In a 1992 interview with GQ Magazine, director and frequent collaborator David Lynch celebrated actor Kyle MacLachlan as his ideal protagonist. According to Lynch:
“Kyle plays innocents who are interested in the mysteries of life. He’s the person you trust enough to go into a strange world with [sic].”
Currently airing and streaming on EPIX, Lynch’s 1986 film Blue Velvet cast MacLachlan in just such a role, effectively launching the young actor’s career. Treating his ingenuity as an affordance, Lynch gave MacLachlan a powerful platform on which to establish a leading man’s identity. In the role of Jeffrey Beaumont, MacLachlan was charged with guiding viewers through the seedy, often surrealistic underworld of his hometown in Lumberton, North Carolina.

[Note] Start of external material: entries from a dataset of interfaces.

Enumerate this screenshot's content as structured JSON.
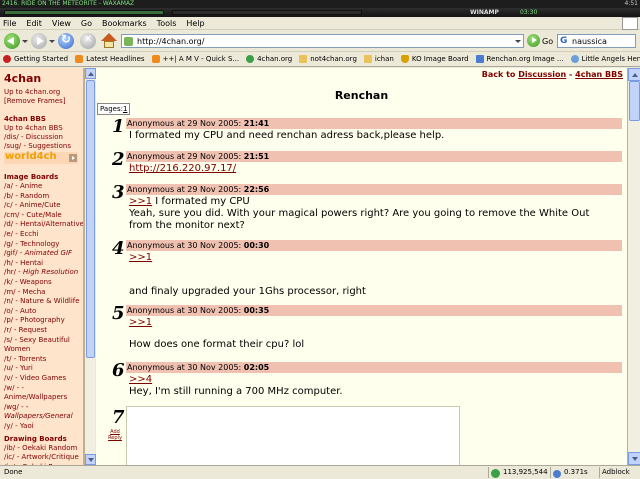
{
  "winamp": {
    "track": "2416. RIDE ON THE METEORITE - WAXAMAZ",
    "logo": "WINAMP",
    "time": "03:30",
    "clock": "4:51"
  },
  "menu": [
    "File",
    "Edit",
    "View",
    "Go",
    "Bookmarks",
    "Tools",
    "Help"
  ],
  "address": {
    "url": "http://4chan.org/"
  },
  "go_label": "Go",
  "search": {
    "value": "naussica"
  },
  "bookmarks": [
    {
      "label": "Getting Started",
      "icon": "red-dot-icon"
    },
    {
      "label": "Latest Headlines",
      "icon": "rss-icon"
    },
    {
      "label": "++| A M V - Quick S...",
      "icon": "rss-icon"
    },
    {
      "label": "4chan.org",
      "icon": "clover-icon"
    },
    {
      "label": "not4chan.org",
      "icon": "folder-icon"
    },
    {
      "label": "ichan",
      "icon": "folder-icon"
    },
    {
      "label": "KO Image Board",
      "icon": "shield-icon"
    },
    {
      "label": "Renchan.org Image ...",
      "icon": "blue-page-icon"
    },
    {
      "label": "Little Angels Hentai :...",
      "icon": "globe-icon"
    }
  ],
  "sidebar": {
    "title": "4chan",
    "links_top": [
      "Up to 4chan.org",
      "[Remove Frames]"
    ],
    "bbs_head": "4chan BBS",
    "bbs_links": [
      "Up to 4chan BBS",
      "/dis/ - Discussion",
      "/sug/ - Suggestions"
    ],
    "world": "world4ch",
    "image_head": "Image Boards",
    "boards": [
      {
        "code": "/a/",
        "name": "Anime"
      },
      {
        "code": "/b/",
        "name": "Random"
      },
      {
        "code": "/c/",
        "name": "Anime/Cute"
      },
      {
        "code": "/cm/",
        "name": "Cute/Male"
      },
      {
        "code": "/d/",
        "name": "Hentai/Alternative"
      },
      {
        "code": "/e/",
        "name": "Ecchi"
      },
      {
        "code": "/g/",
        "name": "Technology"
      },
      {
        "code": "/gif/",
        "name": "Animated GIF",
        "italic": true
      },
      {
        "code": "/h/",
        "name": "Hentai"
      },
      {
        "code": "/hr/",
        "name": "High Resolution",
        "italic": true
      },
      {
        "code": "/k/",
        "name": "Weapons"
      },
      {
        "code": "/m/",
        "name": "Mecha"
      },
      {
        "code": "/n/",
        "name": "Nature & Wildlife"
      },
      {
        "code": "/o/",
        "name": "Auto"
      },
      {
        "code": "/p/",
        "name": "Photography"
      },
      {
        "code": "/r/",
        "name": "Request"
      },
      {
        "code": "/s/",
        "name": "Sexy Beautiful"
      },
      {
        "code": "",
        "name": "Women"
      },
      {
        "code": "/t/",
        "name": "Torrents"
      },
      {
        "code": "/u/",
        "name": "Yuri"
      },
      {
        "code": "/v/",
        "name": "Video Games"
      },
      {
        "code": "/w/",
        "name": "-"
      },
      {
        "code": "",
        "name": "Anime/Wallpapers"
      },
      {
        "code": "/wg/",
        "name": "-",
        "italic": true
      },
      {
        "code": "",
        "name": "Wallpapers/General",
        "italic": true
      },
      {
        "code": "/y/",
        "name": "Yaoi"
      }
    ],
    "draw_head": "Drawing Boards",
    "draw_boards": [
      {
        "code": "/ib/",
        "name": "Oekaki Random"
      },
      {
        "code": "/ic/",
        "name": "Artwork/Critique"
      },
      {
        "code": "/in/",
        "name": "Oekaki Pro"
      }
    ]
  },
  "main": {
    "backto_prefix": "Back to",
    "backto_discussion": "Discussion",
    "backto_sep": "-",
    "backto_bbs": "4chan BBS",
    "pages_label": "Pages:",
    "pages_value": "1",
    "thread_title": "Renchan",
    "reply_number": "7",
    "add_reply_line1": "Add",
    "add_reply_line2": "Reply",
    "posts": [
      {
        "num": "1",
        "author": "Anonymous at 29 Nov 2005:",
        "time": "21:41",
        "lines": [
          "I formated my CPU and need renchan adress back,please help."
        ]
      },
      {
        "num": "2",
        "author": "Anonymous at 29 Nov 2005:",
        "time": "21:51",
        "link": "http://216.220.97.17/"
      },
      {
        "num": "3",
        "author": "Anonymous at 29 Nov 2005:",
        "time": "22:56",
        "ref": ">>1",
        "ref_suffix": " I formated my CPU",
        "lines": [
          "Yeah, sure you did. With your magical powers right? Are you going to remove the White Out",
          "from the monitor next?"
        ]
      },
      {
        "num": "4",
        "author": "Anonymous at 30 Nov 2005:",
        "time": "00:30",
        "ref": ">>1",
        "lines": [
          "and finaly upgraded your 1Ghs processor, right"
        ]
      },
      {
        "num": "5",
        "author": "Anonymous at 30 Nov 2005:",
        "time": "00:35",
        "ref": ">>1",
        "lines": [
          "How does one format their cpu? lol"
        ]
      },
      {
        "num": "6",
        "author": "Anonymous at 30 Nov 2005:",
        "time": "02:05",
        "ref": ">>4",
        "lines": [
          "Hey, I'm still running a 700 MHz computer."
        ]
      }
    ]
  },
  "status": {
    "text": "Done",
    "counter": "113,925,544",
    "timing": "0.371s",
    "adblock": "Adblock"
  }
}
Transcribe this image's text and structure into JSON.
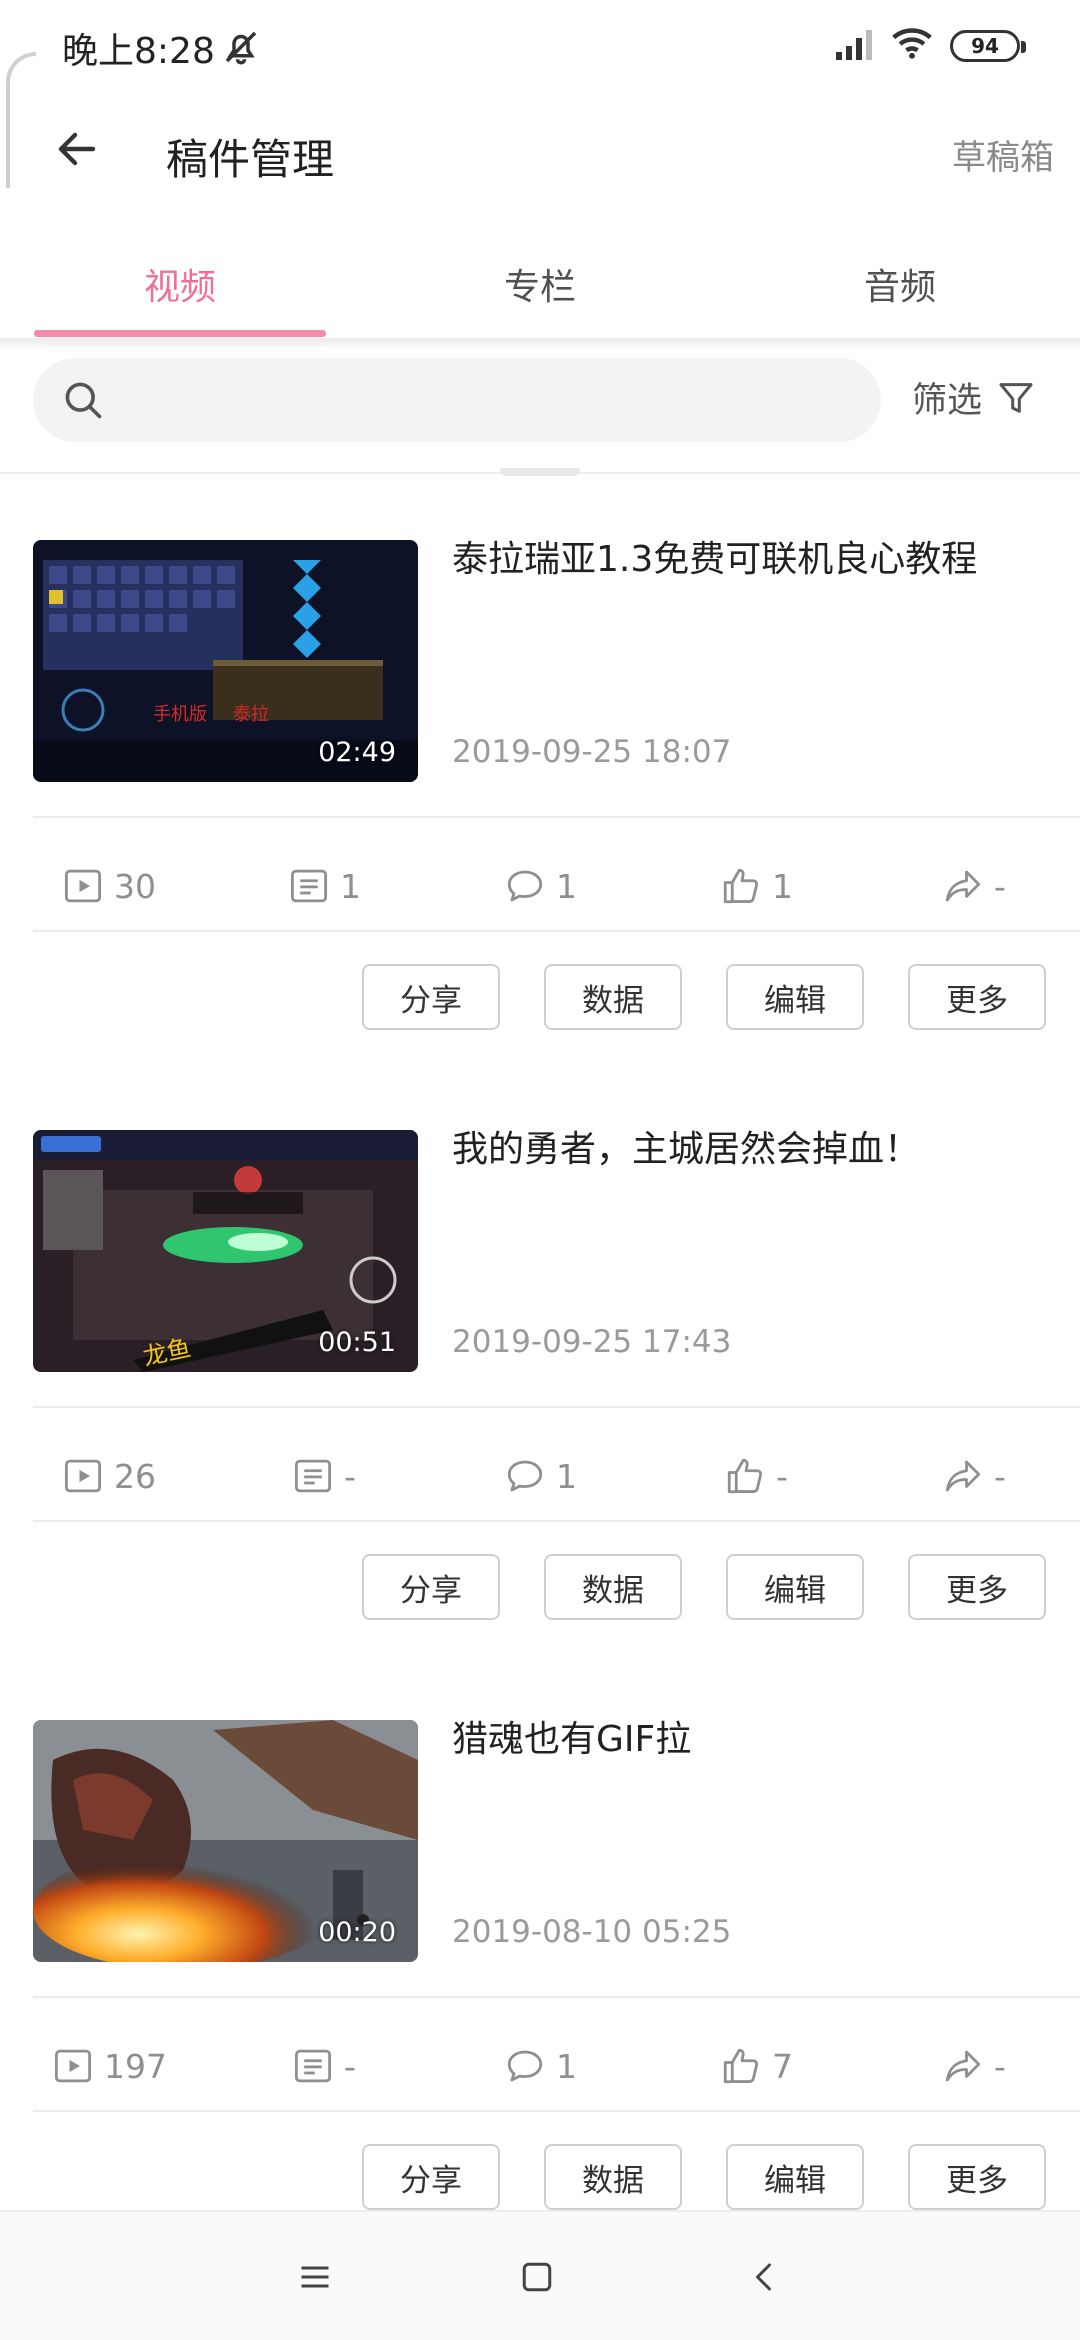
{
  "status_bar": {
    "time": "晚上8:28",
    "battery": "94"
  },
  "header": {
    "title": "稿件管理",
    "drafts": "草稿箱"
  },
  "tabs": [
    {
      "label": "视频",
      "active": true
    },
    {
      "label": "专栏",
      "active": false
    },
    {
      "label": "音频",
      "active": false
    }
  ],
  "search": {
    "placeholder": "",
    "filter_label": "筛选"
  },
  "actions": {
    "share": "分享",
    "data": "数据",
    "edit": "编辑",
    "more": "更多"
  },
  "videos": [
    {
      "title": "泰拉瑞亚1.3免费可联机良心教程",
      "date": "2019-09-25 18:07",
      "duration": "02:49",
      "stats": {
        "plays": "30",
        "danmaku": "1",
        "comments": "1",
        "likes": "1",
        "shares": "-"
      }
    },
    {
      "title": "我的勇者，主城居然会掉血！",
      "date": "2019-09-25 17:43",
      "duration": "00:51",
      "stats": {
        "plays": "26",
        "danmaku": "-",
        "comments": "1",
        "likes": "-",
        "shares": "-"
      }
    },
    {
      "title": "猎魂也有GIF拉",
      "date": "2019-08-10 05:25",
      "duration": "00:20",
      "stats": {
        "plays": "197",
        "danmaku": "-",
        "comments": "1",
        "likes": "7",
        "shares": "-"
      }
    }
  ],
  "colors": {
    "accent": "#f06f96",
    "indicator": "#f58bab",
    "muted": "#8f8f8f"
  },
  "icons": [
    "back-arrow-icon",
    "search-icon",
    "filter-icon",
    "play-icon",
    "danmaku-icon",
    "comment-icon",
    "like-icon",
    "share-icon",
    "menu-icon",
    "home-icon",
    "back-nav-icon"
  ]
}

Following an array of stylistic influences, including German expressionism, film noir, and international melodrama, Lynch imagines a cinematic world teeming with mystery, in which unknown (and often macabre) possibilities can be activated by a chance discovery or mundane encounter. The film’s opening montage intercuts a series of picturesque, suburban scenes with the unceremonious death of a neighborhood man, who collapses from the stress of mowing his vibrant, green lawn. Despite the obvious irony of this sequence, Lynch’s camera remains drawn to what lies beneath the surfaces of fictional Lumberton; it cranes down and in, framing the film’s central visual metaphor: ants swarming flesh, a representation of ebullient chaos that ultimately drives the plot.
Against this textured backdrop, MacLachlan’s Jeffrey Beaumont struggles to ground himself firmly within one of the film’s shifting, psycho-physical topoi. He finds an ear in a field, which leads him down the wormhole on a desperate quest to stabilize his sense of identity, as well as the identity of his now-uncanny hometown. As Beaumont evolves a preternatural elasticity to negotiate the twists and turns of his journey, MacLachlan manages to keep taking viewers to the edges of Blue Velvet’s multiverse and bringing us back again, fingernails dug into the fabric of our proverbial seats.

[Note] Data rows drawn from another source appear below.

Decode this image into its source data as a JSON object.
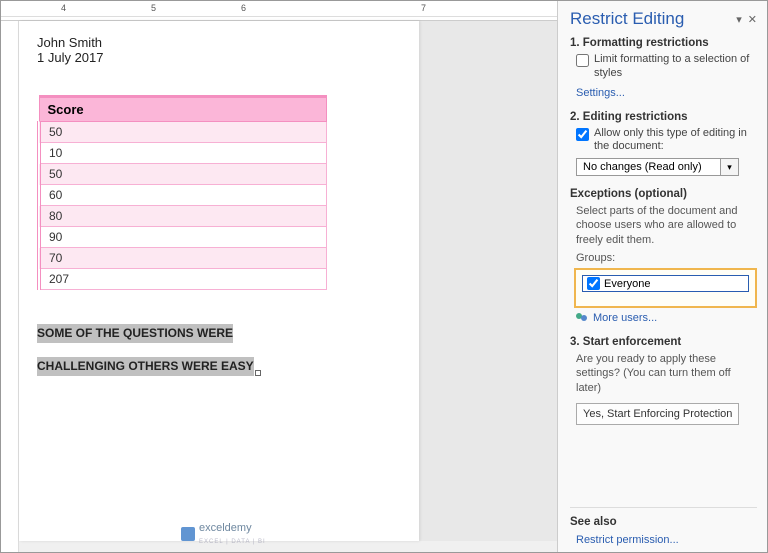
{
  "ruler": {
    "marks": [
      "4",
      "5",
      "6",
      "7"
    ]
  },
  "document": {
    "author": "John Smith",
    "date": "1 July 2017",
    "selected_line1": "SOME OF THE QUESTIONS WERE",
    "selected_line2": "CHALLENGING OTHERS WERE EASY"
  },
  "chart_data": {
    "type": "table",
    "title": "Score",
    "columns": [
      "Score"
    ],
    "values": [
      50,
      10,
      50,
      60,
      80,
      90,
      70,
      207
    ]
  },
  "sidebar": {
    "title": "Restrict Editing",
    "section1": {
      "heading": "1. Formatting restrictions",
      "checkbox_label": "Limit formatting to a selection of styles",
      "checked": false,
      "link": "Settings..."
    },
    "section2": {
      "heading": "2. Editing restrictions",
      "checkbox_label": "Allow only this type of editing in the document:",
      "checked": true,
      "select_value": "No changes (Read only)"
    },
    "exceptions": {
      "heading": "Exceptions (optional)",
      "desc": "Select parts of the document and choose users who are allowed to freely edit them.",
      "groups_label": "Groups:",
      "group_item": "Everyone",
      "group_checked": true,
      "more_users": "More users..."
    },
    "section3": {
      "heading": "3. Start enforcement",
      "desc": "Are you ready to apply these settings? (You can turn them off later)",
      "button": "Yes, Start Enforcing Protection"
    },
    "see_also": {
      "heading": "See also",
      "link": "Restrict permission..."
    }
  },
  "watermark": {
    "text": "exceldemy",
    "sub": "EXCEL | DATA | BI"
  }
}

Lynch has been referred to as a visionary for many reasons, such as his audacious avant-gardism and disregard for traditional media barriers, but can this argument be extended to include Lynch’s approach to constructing protagonists, or his choices for lead actor? Although Jeffrey Beaumont proved to be a significant role for MacLachlan, it is by no means atypical of the other parts he would go on to play, including starring roles in Lynch’s Twin Peaks television series (1990 – 1991) and its feature-length sequel, Twin Peaks: Fire Walk with Me (1992). He also took on similar parts, portraying “curious innocents” in films like 1995’s Showgirls (also currently airing and streaming on EPIX), as well as – to a lesser extent – on popular series like Sex and the City (2000 – 2002), Desperate Housewives (2006 – 2012), and The Good Wife (2013 – 2014).

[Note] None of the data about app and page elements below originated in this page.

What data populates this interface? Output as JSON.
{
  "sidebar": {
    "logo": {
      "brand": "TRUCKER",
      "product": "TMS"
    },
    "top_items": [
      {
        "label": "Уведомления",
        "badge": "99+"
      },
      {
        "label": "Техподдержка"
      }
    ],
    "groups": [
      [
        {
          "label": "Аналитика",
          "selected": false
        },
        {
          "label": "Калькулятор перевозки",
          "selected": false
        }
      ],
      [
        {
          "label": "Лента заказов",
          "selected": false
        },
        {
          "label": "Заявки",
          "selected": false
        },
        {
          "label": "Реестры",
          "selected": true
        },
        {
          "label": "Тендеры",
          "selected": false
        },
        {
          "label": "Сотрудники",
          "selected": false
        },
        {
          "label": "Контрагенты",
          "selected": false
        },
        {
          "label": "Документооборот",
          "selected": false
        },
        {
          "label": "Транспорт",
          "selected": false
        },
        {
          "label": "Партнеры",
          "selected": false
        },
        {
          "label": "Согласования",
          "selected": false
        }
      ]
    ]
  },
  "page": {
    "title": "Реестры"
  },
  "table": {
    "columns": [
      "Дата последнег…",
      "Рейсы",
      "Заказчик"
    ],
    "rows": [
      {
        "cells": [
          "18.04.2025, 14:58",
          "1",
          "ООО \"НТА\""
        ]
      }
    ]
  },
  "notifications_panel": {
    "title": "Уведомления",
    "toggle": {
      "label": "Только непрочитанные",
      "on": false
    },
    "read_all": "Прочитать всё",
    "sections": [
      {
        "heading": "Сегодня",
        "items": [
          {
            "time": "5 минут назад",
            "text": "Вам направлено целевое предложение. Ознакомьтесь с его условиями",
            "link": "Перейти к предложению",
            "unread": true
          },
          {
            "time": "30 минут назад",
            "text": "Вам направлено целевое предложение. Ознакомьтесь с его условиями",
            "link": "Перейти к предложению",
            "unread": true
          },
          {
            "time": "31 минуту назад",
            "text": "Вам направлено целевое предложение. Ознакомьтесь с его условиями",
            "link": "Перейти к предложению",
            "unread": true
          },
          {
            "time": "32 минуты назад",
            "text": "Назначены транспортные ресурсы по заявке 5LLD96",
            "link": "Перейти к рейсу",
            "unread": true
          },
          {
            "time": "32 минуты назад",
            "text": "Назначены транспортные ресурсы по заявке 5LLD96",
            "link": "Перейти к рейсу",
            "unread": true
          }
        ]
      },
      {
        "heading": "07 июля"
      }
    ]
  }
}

To what extent can MacLachlan’s identity as a lead actor be separated from his work with Lynch? In a 1996 essay on Lynch’s Lost Highway (1997), author David Foster Wallace credits the director for “miscasting” Kyle MacLachlan in their first shared project, 1984’s Dune, which premiered to largely negative reviews, and has only recently become the subject of a campaign for reappraisal. Foster Wallace hones in on MacLachlan’s “potatofaced” youth, as the primary quality that chafes against his embodiment of the heroic ideal. However, this choice to “miscast” or cast against the grain, so to speak, is part of what makes Lynch an important auteur, in the essayist’s eyes.
While we may never be able to determine where Lynch’s genius ends and MacLachlan’s acting chops begin, what’s clear is that the protagonists these two artists created together have had an enduring impact on contemporary audiovisual and entertainment cultures. Without Blue Velvet’s Jeffrey Beaumont and Twin Peaks‘s Agent Dale Cooper, for example, we might never have had The X-Files’ Fox Mulder, American Beauty‘s Lester Burnham, or Mad Men‘s Kenny Cosgrove, to name just a few of the characters arguably inflected by MacLachlan’s collaborations with Lynch.
With Twin Peaks set to return for 18 episodes next year, we set to wondering… which other film roles (past, present, and future) would you love to see MacLachlan inhabit? Check out Kyle MacLachlan in Blue Velvet and Showgirls on EPIX and sound off in the comments below!